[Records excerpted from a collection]

###

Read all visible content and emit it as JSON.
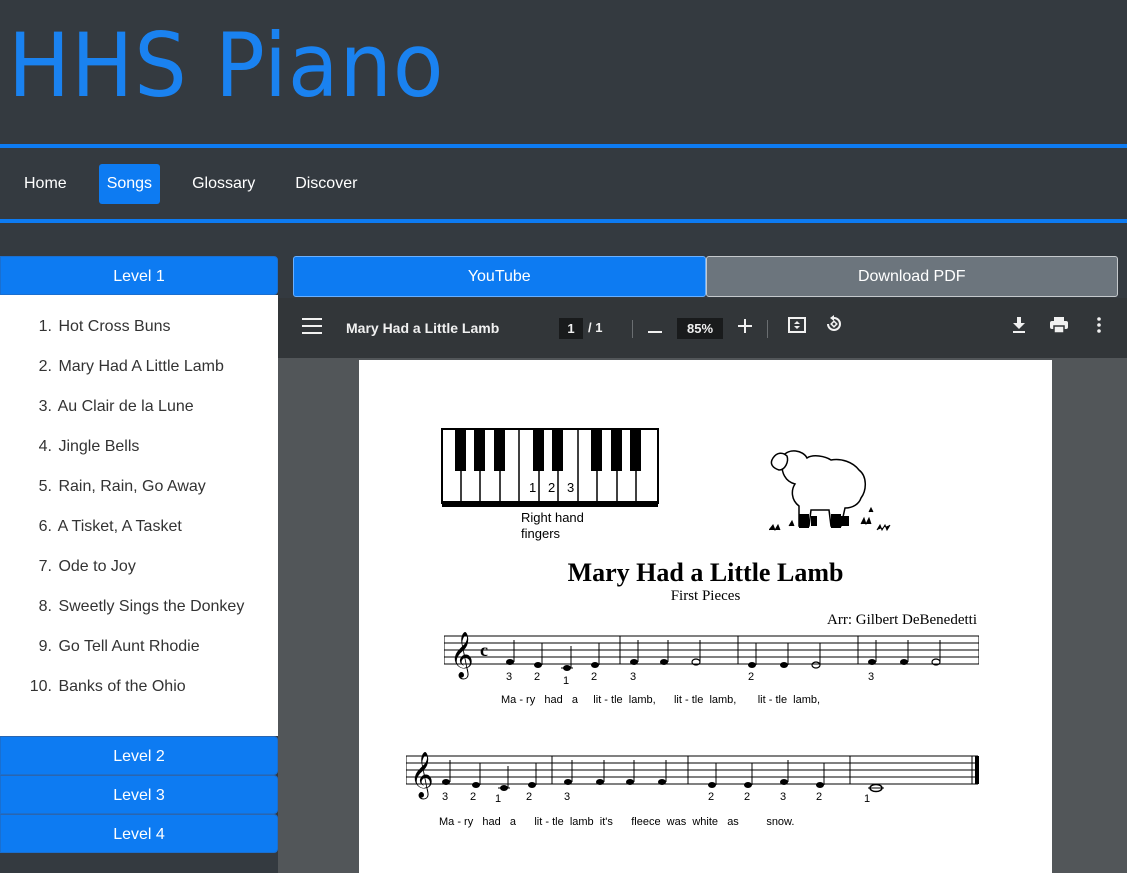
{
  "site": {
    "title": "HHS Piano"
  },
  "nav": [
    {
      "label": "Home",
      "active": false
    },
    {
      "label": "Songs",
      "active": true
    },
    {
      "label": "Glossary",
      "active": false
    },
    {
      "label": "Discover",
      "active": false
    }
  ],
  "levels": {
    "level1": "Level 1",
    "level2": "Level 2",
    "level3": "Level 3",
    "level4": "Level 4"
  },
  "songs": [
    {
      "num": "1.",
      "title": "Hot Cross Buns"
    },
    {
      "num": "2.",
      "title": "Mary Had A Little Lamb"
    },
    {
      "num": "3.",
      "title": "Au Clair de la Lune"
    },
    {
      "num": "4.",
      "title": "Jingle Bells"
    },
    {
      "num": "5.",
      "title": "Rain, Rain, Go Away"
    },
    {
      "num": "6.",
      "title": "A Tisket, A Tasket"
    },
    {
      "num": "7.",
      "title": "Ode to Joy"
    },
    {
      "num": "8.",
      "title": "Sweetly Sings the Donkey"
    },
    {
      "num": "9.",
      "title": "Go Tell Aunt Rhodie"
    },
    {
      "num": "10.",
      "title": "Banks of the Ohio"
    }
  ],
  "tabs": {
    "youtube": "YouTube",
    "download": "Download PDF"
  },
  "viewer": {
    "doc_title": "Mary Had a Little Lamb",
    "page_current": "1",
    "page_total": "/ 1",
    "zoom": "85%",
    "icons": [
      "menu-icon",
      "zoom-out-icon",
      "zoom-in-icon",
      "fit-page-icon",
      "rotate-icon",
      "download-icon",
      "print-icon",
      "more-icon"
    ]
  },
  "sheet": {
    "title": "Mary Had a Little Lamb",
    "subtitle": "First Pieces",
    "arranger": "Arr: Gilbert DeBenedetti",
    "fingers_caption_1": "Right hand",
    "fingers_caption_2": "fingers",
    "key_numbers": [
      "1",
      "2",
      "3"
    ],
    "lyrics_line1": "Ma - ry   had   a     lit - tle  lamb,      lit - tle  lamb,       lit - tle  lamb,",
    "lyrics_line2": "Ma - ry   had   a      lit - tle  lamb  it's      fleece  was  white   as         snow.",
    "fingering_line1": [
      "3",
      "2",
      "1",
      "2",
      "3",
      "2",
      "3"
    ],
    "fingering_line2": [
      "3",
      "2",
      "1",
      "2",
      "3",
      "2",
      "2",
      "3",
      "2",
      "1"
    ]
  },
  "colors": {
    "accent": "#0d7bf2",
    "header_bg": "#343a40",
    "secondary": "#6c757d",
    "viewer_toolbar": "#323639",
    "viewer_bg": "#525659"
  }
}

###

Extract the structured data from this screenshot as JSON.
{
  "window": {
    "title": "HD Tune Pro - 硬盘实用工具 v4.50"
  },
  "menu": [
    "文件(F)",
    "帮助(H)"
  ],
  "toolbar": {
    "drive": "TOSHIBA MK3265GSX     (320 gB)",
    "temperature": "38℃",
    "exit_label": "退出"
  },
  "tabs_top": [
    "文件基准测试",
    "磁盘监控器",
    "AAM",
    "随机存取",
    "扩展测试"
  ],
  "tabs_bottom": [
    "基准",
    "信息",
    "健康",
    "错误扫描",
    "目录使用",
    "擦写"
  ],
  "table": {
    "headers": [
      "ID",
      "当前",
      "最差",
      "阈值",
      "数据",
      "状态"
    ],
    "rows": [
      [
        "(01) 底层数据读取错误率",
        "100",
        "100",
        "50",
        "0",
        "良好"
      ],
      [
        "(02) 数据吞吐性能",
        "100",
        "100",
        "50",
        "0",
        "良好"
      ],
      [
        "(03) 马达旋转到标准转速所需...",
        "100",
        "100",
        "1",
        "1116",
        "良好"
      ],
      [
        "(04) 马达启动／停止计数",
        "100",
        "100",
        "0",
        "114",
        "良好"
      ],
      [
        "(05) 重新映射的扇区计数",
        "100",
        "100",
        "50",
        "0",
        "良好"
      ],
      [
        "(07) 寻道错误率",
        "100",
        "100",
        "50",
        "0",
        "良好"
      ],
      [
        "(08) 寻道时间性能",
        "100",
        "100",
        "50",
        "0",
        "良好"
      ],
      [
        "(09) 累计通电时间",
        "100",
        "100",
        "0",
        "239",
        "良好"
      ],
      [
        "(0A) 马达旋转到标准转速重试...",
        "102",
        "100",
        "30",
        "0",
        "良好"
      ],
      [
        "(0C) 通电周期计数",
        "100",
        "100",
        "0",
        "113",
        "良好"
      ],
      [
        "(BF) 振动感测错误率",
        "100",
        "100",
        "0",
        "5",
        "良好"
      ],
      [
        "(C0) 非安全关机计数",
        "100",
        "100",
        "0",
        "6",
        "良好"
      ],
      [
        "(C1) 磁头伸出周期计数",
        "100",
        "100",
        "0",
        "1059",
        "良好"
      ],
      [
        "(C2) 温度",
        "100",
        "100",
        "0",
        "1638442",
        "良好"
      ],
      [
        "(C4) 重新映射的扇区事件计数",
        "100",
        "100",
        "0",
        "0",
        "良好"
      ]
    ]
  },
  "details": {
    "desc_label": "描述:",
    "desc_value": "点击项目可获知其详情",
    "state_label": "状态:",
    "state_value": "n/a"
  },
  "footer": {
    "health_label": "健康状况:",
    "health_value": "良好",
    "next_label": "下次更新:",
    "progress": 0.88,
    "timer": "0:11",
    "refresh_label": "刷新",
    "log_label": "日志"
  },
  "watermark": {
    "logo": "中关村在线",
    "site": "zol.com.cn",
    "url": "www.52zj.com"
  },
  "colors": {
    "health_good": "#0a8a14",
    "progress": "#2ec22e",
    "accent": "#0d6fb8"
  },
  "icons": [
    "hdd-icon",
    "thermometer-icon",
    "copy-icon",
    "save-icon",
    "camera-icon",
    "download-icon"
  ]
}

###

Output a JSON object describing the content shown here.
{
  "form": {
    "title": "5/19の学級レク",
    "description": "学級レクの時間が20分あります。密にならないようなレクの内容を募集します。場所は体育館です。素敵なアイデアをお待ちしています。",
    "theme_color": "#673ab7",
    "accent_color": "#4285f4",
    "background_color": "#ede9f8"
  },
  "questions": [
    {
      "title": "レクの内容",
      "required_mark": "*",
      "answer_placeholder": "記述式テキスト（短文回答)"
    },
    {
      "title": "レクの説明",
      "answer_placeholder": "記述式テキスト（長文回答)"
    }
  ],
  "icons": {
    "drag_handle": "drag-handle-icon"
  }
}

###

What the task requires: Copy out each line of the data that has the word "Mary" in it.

Task result:
      "title": "Mary Had A Little Lamb"
    "doc_title": "Mary Had a Little Lamb",
    "title": "Mary Had a Little Lamb",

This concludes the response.